Doctor Who recap - 'The Rebel Flesh'
By Wayne Hall May 22, 2011, 15:52 GMT
The TARDIS arrives in Earth\'s future at a factory where human doppelgangers, ‘Gangers,’ are used as manual laborers. A solar tsunami frees the Gangers, and the original people they are based on must decide whether to accept their counterparts or eliminate them.”
The ‘Who’ Crew tackles a familiar concept in science fiction--what is it that makes us human?
Here’s the description: “The TARDIS arrives in Earth's future at a factory where human doppelgangers, ‘Gangers,’ are used as manual laborers. A solar tsunami frees the Gangers, and the original people they are based on must decide whether to accept their counterparts or eliminate them.”
It’s unusual when ‘Doctor Who’ tells a story in several parts, so that makes this episode, the first of a two-parter, something different.
There are some important points to bring out about this episode. First is “The Flesh,” a programmable substance that can accept the personality and memories of a person, keeping the original person safe since he or she can be downloaded into another body.
When the solar tsunami hits, the connection between Original and Ganger is cut, leaving what seems to be two versions of the same person. After all, both have pretty much the same memories, the same skills, the same appearance.
Second is Rory’s role in this story. Matt Smith’s Doctor is pretty intellectual, which makes him very curious, but he doesn’t always feel much compassion for others. Rory, since he’s a nurse, really can be touched by the distress of others, and he grows attached to one of the Gangers who needs his protection.
This is a good development because it gives every member of the “Who” Crew his or her own role and personality. That’s important now that there are three people travelling in the TARDIS instead of the usual duo. Rory needs a reason for being there, and this is a good one.
Another cool part of the episode is the mix of old and new in a castle, always something that British TV can do much better than we can in the States. It adds a level of mystery, of oddity to the hour.
But the thing that surprised me the most was the development of a Ganger of the Doctor. That’s going to make things very interesting going forward because it levels the playing field. Normally, the Doctor is referred to as “the smartest person in the room.” How will he react when that’s not true? Should be interesting!
The pacing does drag at times, and until the Gangers’ appearance takes on its less-than-human appearance most of the time, it can be a little confusing as to just who is who. But it does become clearer near the end of the episode. The actors do a good job with the storyline, though.
But this is a story about a subject near and dear to science fiction for decades, and that is: Just what is it that makes us human? Is it our memories? Is it our appearance? Is it our experience?
I was fascinated that the one thing that both the Gangers and the Originals had in common is the ease in which they both want to go to war with each other. Maybe there isn’t all that much different between the two groups after all.

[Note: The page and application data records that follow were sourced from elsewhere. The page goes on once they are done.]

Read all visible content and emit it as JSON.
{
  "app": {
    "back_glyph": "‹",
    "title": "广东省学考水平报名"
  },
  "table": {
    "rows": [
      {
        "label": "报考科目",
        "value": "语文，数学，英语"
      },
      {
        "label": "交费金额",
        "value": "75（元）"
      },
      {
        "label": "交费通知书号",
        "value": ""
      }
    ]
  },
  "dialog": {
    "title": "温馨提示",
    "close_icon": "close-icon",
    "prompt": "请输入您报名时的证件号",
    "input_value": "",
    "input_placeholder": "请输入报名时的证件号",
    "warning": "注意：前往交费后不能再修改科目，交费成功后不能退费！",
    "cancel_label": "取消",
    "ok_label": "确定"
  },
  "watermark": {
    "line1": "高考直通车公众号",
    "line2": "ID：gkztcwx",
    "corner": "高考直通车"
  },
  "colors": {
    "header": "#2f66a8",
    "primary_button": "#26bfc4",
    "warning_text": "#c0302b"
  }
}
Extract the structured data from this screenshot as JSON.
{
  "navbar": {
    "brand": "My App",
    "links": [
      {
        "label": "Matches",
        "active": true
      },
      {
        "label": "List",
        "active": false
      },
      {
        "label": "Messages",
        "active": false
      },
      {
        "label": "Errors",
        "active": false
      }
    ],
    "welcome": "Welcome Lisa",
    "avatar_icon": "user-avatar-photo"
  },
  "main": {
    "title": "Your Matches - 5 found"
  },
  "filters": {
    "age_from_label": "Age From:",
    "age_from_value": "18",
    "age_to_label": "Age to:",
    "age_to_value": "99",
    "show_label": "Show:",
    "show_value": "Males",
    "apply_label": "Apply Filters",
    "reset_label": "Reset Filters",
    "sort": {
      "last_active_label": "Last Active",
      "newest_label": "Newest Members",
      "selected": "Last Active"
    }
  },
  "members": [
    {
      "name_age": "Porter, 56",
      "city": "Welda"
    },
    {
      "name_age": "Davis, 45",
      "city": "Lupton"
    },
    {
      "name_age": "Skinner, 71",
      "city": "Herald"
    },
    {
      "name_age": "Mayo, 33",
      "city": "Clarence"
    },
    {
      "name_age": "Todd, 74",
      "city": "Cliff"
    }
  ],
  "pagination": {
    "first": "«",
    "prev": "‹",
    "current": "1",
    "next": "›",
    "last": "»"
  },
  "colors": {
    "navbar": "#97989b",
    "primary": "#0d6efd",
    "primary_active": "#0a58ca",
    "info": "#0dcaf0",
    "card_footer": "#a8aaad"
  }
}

So what’s on tap for the next episode, which will air in the U.S. in two weeks? In “The Almost People,” as the solar storm rages, Jennifer, a Ganger driven mad by the memories of being "decommissioned." is seeking revenge, as the time-travelling drama continues. She can remember every excruciating second of every "execution" and is determined that the humans will pay. And she isn't just talking war; she's talking revolution. As the crumbling factory fills with toxic fumes and drips lethal acid, the "Originals" wait desperately for the shuttle from the Mainland to rescue them. But Jennifer has other ideas. Can the Doctor convince the terrified factory workers to embrace their own humanity and work together with their Gangers to overcome a monster of their own making?